How to Have Painful Discussions About Sex With a Partner

Sometimes it is not possible to talk about sex with your partner in person. Many couples find it easier to communicate via email, phone or text.

If pain with penetration makes sex off limits, explore non-penetrative sex options together. Look into pelvic floor physical therapy and toys that focus on clitoris stimulation.

  • Introduce the Topic Carefully: When bringing up Kamagra, do so in a way that’s factual and non-judgmental. “I’ve read about Super  Kamagra, and I think it could help us improve our sex life. What do you think?”
  • Discuss Potential Benefits and Concerns: Talk about the reasons for considering Kamagra Oral Jelly and any concerns you might have about its use.

Be specific.

Talking about sexual activities is a huge part of a healthy relationship, but sex conversations can be uncomfortable and even awkward. That’s especially true if you’re discussing a painful sex experience, which can be hard to admit to a partner, and can lead to feelings of shame or embarrassment.

According to one study, up to 50 percent of women don’t tell their partners about pain during sex. This could be due to a variety of reasons, including fear that their partners won’t understand or accept their discomfort.

It’s important to discuss the pain you experience during sex, as it can help your partner understand and support your needs. However, be sure to have the conversation in a neutral location, away from the bedroom, and avoid discussing this topic right before or after sex. You should also try to focus on one specific issue at a time, such as frequency or penetration. Sensual massage, kissing and mutual masturbation are other forms of intimate expression that can still be erotic and may offer an alternative to penetrative sex until your pelvic muscles heal.

Be open.

Talking about sexual activities can make couples feel awkward, but it is important to have open communication. Your partner cannot read your mind, and you may find it helpful to ask them what they like or do not enjoy.

This is a great opportunity to show that you are a good listener and are open to new things. For instance, if they say that certain positions or touches hurt, you can try to understand their perspective. Remember that sex pain is not necessarily their fault; it is often due to medical issues such as pelvic pain disorder, sexual trauma or vaginismus.

Be sure to choose the right time and place to have this conversation, such as a neutral location free of distractions. You should also agree on a time out if either of you becomes uncomfortable during the discussion and set limits on confidentiality. Some couples find it easier to discuss this topic over the phone or via email.

Be honest.

Sex isn’t always a pleasant experience, and pain during intercourse can be a big deal for couples. It can be hard to talk about this, but engaging in regular communication about sexual activities is a necessary part of any relationship, according to the American College of Obstetricians and Gynecologists.

A lot of reasons can cause pain during sex, including emotional trauma and physical conditions like vulvodynia, pelvic floor dysfunction or Peyronie’s disease. It’s important to be open with your partner about these issues, as well as discussing sexual history and STD testing options.
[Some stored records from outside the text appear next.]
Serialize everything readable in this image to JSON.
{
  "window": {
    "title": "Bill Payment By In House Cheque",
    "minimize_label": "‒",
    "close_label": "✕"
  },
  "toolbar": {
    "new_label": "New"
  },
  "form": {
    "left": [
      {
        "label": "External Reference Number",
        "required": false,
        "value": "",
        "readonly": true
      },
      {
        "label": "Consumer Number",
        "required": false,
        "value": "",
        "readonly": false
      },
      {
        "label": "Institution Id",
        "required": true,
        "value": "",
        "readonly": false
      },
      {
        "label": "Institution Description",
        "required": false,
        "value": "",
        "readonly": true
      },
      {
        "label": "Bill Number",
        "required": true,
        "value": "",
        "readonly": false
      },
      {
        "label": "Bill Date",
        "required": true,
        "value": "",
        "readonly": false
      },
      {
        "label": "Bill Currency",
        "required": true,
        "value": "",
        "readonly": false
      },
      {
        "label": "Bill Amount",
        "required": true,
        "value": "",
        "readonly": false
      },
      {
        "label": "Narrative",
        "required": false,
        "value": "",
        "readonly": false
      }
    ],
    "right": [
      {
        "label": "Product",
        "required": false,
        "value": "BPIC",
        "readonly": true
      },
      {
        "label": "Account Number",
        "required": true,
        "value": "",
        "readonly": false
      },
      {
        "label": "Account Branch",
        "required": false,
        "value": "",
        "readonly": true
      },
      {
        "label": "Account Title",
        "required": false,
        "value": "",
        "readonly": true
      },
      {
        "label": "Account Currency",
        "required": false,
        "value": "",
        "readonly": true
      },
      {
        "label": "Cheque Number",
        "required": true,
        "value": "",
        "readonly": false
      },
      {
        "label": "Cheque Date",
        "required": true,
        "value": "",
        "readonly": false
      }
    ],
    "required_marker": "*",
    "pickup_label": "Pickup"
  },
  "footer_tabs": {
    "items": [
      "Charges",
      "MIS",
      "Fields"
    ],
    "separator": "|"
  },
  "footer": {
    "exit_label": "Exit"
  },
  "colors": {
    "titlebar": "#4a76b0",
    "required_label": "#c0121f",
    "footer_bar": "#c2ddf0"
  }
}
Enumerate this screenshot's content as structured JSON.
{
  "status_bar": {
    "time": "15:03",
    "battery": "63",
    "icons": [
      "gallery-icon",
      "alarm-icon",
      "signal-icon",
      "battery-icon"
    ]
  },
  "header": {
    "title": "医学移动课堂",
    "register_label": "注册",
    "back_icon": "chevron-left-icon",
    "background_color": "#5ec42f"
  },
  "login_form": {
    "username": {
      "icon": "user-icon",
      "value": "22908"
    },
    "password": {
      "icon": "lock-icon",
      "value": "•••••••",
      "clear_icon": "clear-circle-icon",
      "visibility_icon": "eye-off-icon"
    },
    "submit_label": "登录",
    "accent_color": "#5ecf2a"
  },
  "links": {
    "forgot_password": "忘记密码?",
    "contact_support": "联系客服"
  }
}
If a couple can’t agree on what to do about the pain, they should consult professionals for guidance and advice. Then they should make the decision that’s right for them. It’s also important to remember that open communication is a continuous journey of understanding, respect and trust. This can help a relationship thrive. Just be careful not to deceive your partner, such as faking an orgasm.

Be supportive.

It’s important to be supportive when talking about sexual activities, especially when someone experiences pain. Avoid making your partner feel responsible for the pain, as it isn’t their fault. Instead, listen to them and help them to find solutions that work for them.

This could involve focusing on sexual behaviors that don’t cause pain or experimenting with different positions or sensations. It could also mean finding other ways to connect and express affection, such as kissing, cuddling or intimacy talks.


The best time to have these conversations is in a private place free from distraction and interruption, such as over the phone or when both people are relaxed. It may also be helpful to prepare for the discussion ahead of time by educating yourself about pain, sexual history, STDs and contraception. This can make the conversation less awkward for both parties. Also, try to talk about the topic of sex a little at a time.

You May Also Like

More From Author